## [Data in this exercise]
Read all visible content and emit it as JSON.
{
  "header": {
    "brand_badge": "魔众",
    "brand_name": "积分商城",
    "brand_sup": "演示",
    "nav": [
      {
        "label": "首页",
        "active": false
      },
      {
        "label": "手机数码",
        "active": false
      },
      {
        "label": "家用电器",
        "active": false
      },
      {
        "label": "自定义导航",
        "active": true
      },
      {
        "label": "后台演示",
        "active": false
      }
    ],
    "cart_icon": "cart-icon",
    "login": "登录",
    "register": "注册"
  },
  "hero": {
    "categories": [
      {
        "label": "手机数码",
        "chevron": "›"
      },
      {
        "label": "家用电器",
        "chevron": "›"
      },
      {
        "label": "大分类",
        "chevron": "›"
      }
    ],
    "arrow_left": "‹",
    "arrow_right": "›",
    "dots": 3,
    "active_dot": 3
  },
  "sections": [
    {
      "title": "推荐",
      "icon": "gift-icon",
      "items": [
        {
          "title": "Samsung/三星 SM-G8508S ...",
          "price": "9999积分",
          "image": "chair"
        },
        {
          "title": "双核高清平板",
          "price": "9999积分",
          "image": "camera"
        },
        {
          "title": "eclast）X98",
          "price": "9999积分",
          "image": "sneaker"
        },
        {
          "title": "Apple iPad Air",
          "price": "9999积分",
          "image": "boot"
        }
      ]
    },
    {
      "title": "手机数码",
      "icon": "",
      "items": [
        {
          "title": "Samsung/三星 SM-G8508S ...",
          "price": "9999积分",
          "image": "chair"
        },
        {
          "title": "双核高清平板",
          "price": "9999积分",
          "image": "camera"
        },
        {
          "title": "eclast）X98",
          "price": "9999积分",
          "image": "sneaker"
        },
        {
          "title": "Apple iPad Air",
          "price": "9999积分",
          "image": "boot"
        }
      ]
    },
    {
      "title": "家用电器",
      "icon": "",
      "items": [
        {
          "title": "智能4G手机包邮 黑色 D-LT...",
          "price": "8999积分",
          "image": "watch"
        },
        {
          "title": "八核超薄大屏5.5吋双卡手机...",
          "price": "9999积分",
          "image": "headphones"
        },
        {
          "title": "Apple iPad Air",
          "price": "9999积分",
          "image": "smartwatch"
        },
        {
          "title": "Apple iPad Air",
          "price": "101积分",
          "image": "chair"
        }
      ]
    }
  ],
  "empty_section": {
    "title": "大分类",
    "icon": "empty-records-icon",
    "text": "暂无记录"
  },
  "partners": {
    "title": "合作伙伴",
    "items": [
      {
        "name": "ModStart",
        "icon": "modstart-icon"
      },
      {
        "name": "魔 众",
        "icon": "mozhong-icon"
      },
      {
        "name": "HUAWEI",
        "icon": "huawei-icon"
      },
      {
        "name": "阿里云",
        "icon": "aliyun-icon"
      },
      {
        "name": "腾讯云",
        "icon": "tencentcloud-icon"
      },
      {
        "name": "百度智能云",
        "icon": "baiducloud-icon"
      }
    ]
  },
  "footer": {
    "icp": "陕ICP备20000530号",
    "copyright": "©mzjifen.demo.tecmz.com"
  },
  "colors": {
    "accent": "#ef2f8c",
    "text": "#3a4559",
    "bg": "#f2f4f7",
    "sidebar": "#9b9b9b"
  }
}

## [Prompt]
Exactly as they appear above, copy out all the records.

## [Exercise solution]
Read all visible content and emit it as JSON.
{
  "header": {
    "brand_badge": "魔众",
    "brand_name": "积分商城",
    "brand_sup": "演示",
    "nav": [
      {
        "label": "首页",
        "active": false
      },
      {
        "label": "手机数码",
        "active": false
      },
      {
        "label": "家用电器",
        "active": false
      },
      {
        "label": "自定义导航",
        "active": true
      },
      {
        "label": "后台演示",
        "active": false
      }
    ],
    "cart_icon": "cart-icon",
    "login": "登录",
    "register": "注册"
  },
  "hero": {
    "categories": [
      {
        "label": "手机数码",
        "chevron": "›"
      },
      {
        "label": "家用电器",
        "chevron": "›"
      },
      {
        "label": "大分类",
        "chevron": "›"
      }
    ],
    "arrow_left": "‹",
    "arrow_right": "›",
    "dots": 3,
    "active_dot": 3
  },
  "sections": [
    {
      "title": "推荐",
      "icon": "gift-icon",
      "items": [
        {
          "title": "Samsung/三星 SM-G8508S ...",
          "price": "9999积分",
          "image": "chair"
        },
        {
          "title": "双核高清平板",
          "price": "9999积分",
          "image": "camera"
        },
        {
          "title": "eclast）X98",
          "price": "9999积分",
          "image": "sneaker"
        },
        {
          "title": "Apple iPad Air",
          "price": "9999积分",
          "image": "boot"
        }
      ]
    },
    {
      "title": "手机数码",
      "icon": "",
      "items": [
        {
          "title": "Samsung/三星 SM-G8508S ...",
          "price": "9999积分",
          "image": "chair"
        },
        {
          "title": "双核高清平板",
          "price": "9999积分",
          "image": "camera"
        },
        {
          "title": "eclast）X98",
          "price": "9999积分",
          "image": "sneaker"
        },
        {
          "title": "Apple iPad Air",
          "price": "9999积分",
          "image": "boot"
        }
      ]
    },
    {
      "title": "家用电器",
      "icon": "",
      "items": [
        {
          "title": "智能4G手机包邮 黑色 D-LT...",
          "price": "8999积分",
          "image": "watch"
        },
        {
          "title": "八核超薄大屏5.5吋双卡手机...",
          "price": "9999积分",
          "image": "headphones"
        },
        {
          "title": "Apple iPad Air",
          "price": "9999积分",
          "image": "smartwatch"
        },
        {
          "title": "Apple iPad Air",
          "price": "101积分",
          "image": "chair"
        }
      ]
    }
  ],
  "empty_section": {
    "title": "大分类",
    "icon": "empty-records-icon",
    "text": "暂无记录"
  },
  "partners": {
    "title": "合作伙伴",
    "items": [
      {
        "name": "ModStart",
        "icon": "modstart-icon"
      },
      {
        "name": "魔 众",
        "icon": "mozhong-icon"
      },
      {
        "name": "HUAWEI",
        "icon": "huawei-icon"
      },
      {
        "name": "阿里云",
        "icon": "aliyun-icon"
      },
      {
        "name": "腾讯云",
        "icon": "tencentcloud-icon"
      },
      {
        "name": "百度智能云",
        "icon": "baiducloud-icon"
      }
    ]
  },
  "footer": {
    "icp": "陕ICP备20000530号",
    "copyright": "©mzjifen.demo.tecmz.com"
  },
  "colors": {
    "accent": "#ef2f8c",
    "text": "#3a4559",
    "bg": "#f2f4f7",
    "sidebar": "#9b9b9b"
  }
}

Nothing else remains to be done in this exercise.